COVID-19 Community Coalition urges all Americans to join in paying tribute to the courage and bravery of those serving on the Coronavirus front line battle.
All of America is asked to participate in the flying of the American flag, starting on Sunday, April 12th, in honor of those serving on the front line in the fight against COVID-19 coronavirus. The San Jose-based community group, COVID-19 Community Coalition, is behind the effort to acknowledge the day in and day out courageous efforts of the front liners battling the coronavirus along with innocent Americans that have lost their lives to the vicious coronavirus attack. The flag displays will continue to fly throughout our nation’s fight to defeat the coronavirus.
“Our nation has been on a constant “Code Blue” alert now for several weeks,” Mohinder Mann, Coalition founding member, said. “It’s time to recognize the non-stop heroic work of every single essential worker involved in the defeat of this insidious virus.” Code Blue is the standardized code for medical emergencies.
“The flag is a symbol of respect, honor, and patriotism,” Sam Brown said. “We choose to display it every day until the coronavirus battle is won. It’s a small way to honor those that are fighting to save the lives of our citizens and residents.” The flag will also serve as a reminder of the respect that we have for those essential workers putting their lives at risk to ensure that American’s are able to live their life with Stay-at-Home government directives in place.
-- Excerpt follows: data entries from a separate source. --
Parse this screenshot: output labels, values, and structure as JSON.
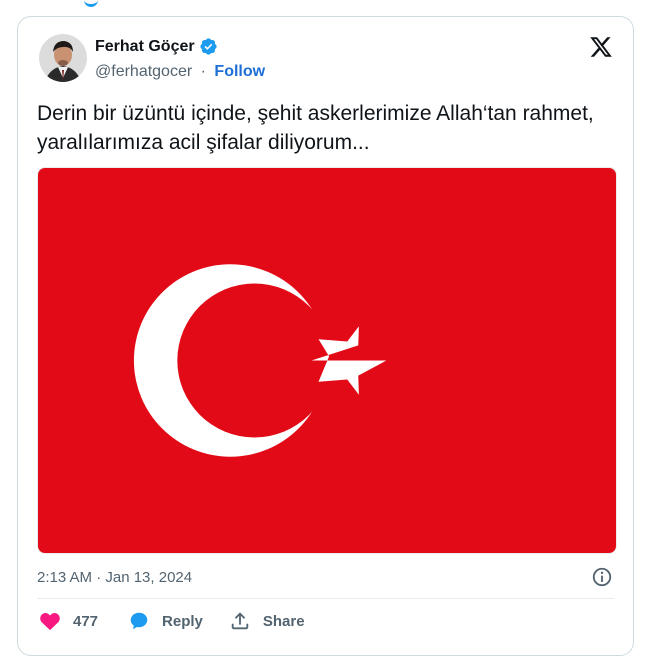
{
  "author": {
    "name": "Ferhat Göçer",
    "handle": "@ferhatgocer",
    "separator": "·",
    "follow_label": "Follow",
    "verified_color": "#1d9bf0"
  },
  "tweet": {
    "text": "Derin bir üzüntü içinde, şehit askerlerimize Allah‘tan rahmet, yaralılarımıza acil şifalar diliyorum...",
    "timestamp": "2:13 AM · Jan 13, 2024",
    "media": {
      "type": "image",
      "subject": "turkish-flag",
      "background_color": "#e30a17",
      "symbol_color": "#ffffff"
    }
  },
  "actions": {
    "likes": "477",
    "reply_label": "Reply",
    "share_label": "Share",
    "like_color": "#f91880",
    "reply_color": "#1d9bf0"
  },
  "icons": [
    "x-logo-icon",
    "verified-badge-icon",
    "info-icon",
    "heart-icon",
    "reply-bubble-icon",
    "share-icon"
  ]
}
The COVID-19 Community Coalition is asking all households, civil and military organizations, and communities within Santa Clara County to join us in honoring the front line soldiers against COVID-19.
The COVID-19 Coalition aims to help with organizing the private-sector response to the ongoing pandemic and help healthcare workers save lives. At the same time, the Coalition is working in unity to help community members recover from the devastating impact of the coronavirus pandemic.
Stay Informed. Join Us.
San Jose Dr. Nivedita Lakhera points out that the “economy cannot thrive on dead bodies. We need human beings to create the economy, to sustain the economy.
Dr. Lakhera argues that “we should save lives because that’s what makes an economy. You need people to buy the stuff corporations sell.”Read More
While there are many negatives resulting from the COVID-19 pandemic, there are also countless good impacts that people are seeing every day.
Perhaps the most noticeable thing is clear skies: from China to Italy and across the United States, reduced traffic has resulted in reduced air pollution.Read More
COVID-19 precautions must continue even after California businesses reopen, government and health officials say
Santa Clara County health director Sara Cody states that “this pandemic is going to be with us for a very, very, very long time.” That’s why Dr. Noor Sachdev says people returning to work must adhere to strict rules. “We cannot afford a rebound. That would be so costly and would hurt the economy much more. It would mean we’d have a much longer shelter-in-place.”Read More
COVID-19: the rationing of healthcare should not be a concern if we continue to abide by stay at home orders
California healthcare providers are reminded that healthcare discrimination is prohibited in the U.S. There’s also a good set of guidelines that physicians follow. Santa Clara County is working hard to ensure that such decisions will be unnecessary, but there won’t be a need for such a decision if we all abide by stay at home orders.Read More
The COVID-19 financial impacts are already well-documented, but now the mental health impacts are being scrutinized. Dr. Nivedita Lakhera described the mental health impacts she’s seeing as an “emerging epidemic.”Read More
In response to news reports, the COVID-19 Community Coalition is urging Governor Newsom to deny nursing homes and assisted living facilities immunity to COVID-19 legal action. The New York Times is reporting that at least 7,000 people living in or connected with nursing homes have died of the coronavirus and more than 36,500 residents and employees across the nation have contracted it.Read More